## [EXERCISE DETAILS]
Print the whole listing below exactly as given, pictures excluded.

## [LISTED RECORDS]
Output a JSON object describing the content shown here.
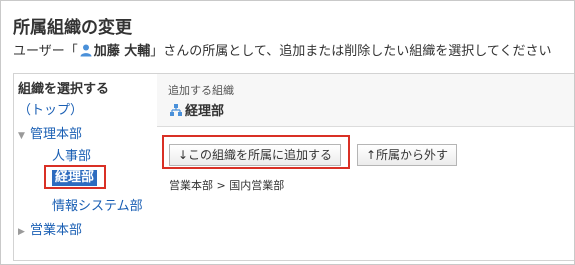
{
  "page": {
    "title": "所属組織の変更",
    "desc_prefix": "ユーザー「",
    "user_name": "加藤 大輔",
    "desc_suffix": "」さんの所属として、追加または削除したい組織を選択してください"
  },
  "left": {
    "heading": "組織を選択する",
    "items": [
      {
        "label": "（トップ）"
      },
      {
        "label": "管理本部"
      },
      {
        "label": "人事部"
      },
      {
        "label": "経理部"
      },
      {
        "label": "情報システム部"
      },
      {
        "label": "営業本部"
      }
    ]
  },
  "right": {
    "add_label": "追加する組織",
    "org_name": "経理部",
    "add_button": "↓この組織を所属に追加する",
    "remove_button": "↑所属から外す",
    "current_membership": "営業本部 > 国内営業部"
  },
  "colors": {
    "accent_red": "#d93025",
    "link": "#1a5fb4",
    "selected_bg": "#2d6bbf"
  }
}
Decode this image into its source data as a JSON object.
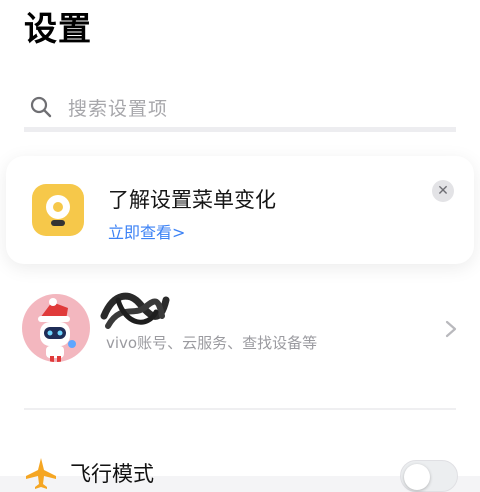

## [RESULT FOR THIS EXERCISE]
Output a JSON object describing the content shown here.
{
  "page": {
    "title": "所属組織の変更",
    "desc_prefix": "ユーザー「",
    "user_name": "加藤 大輔",
    "desc_suffix": "」さんの所属として、追加または削除したい組織を選択してください"
  },
  "left": {
    "heading": "組織を選択する",
    "items": [
      {
        "label": "（トップ）"
      },
      {
        "label": "管理本部"
      },
      {
        "label": "人事部"
      },
      {
        "label": "経理部"
      },
      {
        "label": "情報システム部"
      },
      {
        "label": "営業本部"
      }
    ]
  },
  "right": {
    "add_label": "追加する組織",
    "org_name": "経理部",
    "add_button": "↓この組織を所属に追加する",
    "remove_button": "↑所属から外す",
    "current_membership": "営業本部 > 国内営業部"
  },
  "colors": {
    "accent_red": "#d93025",
    "link": "#1a5fb4",
    "selected_bg": "#2d6bbf"
  }
}
Decode this image into its source data as a JSON object.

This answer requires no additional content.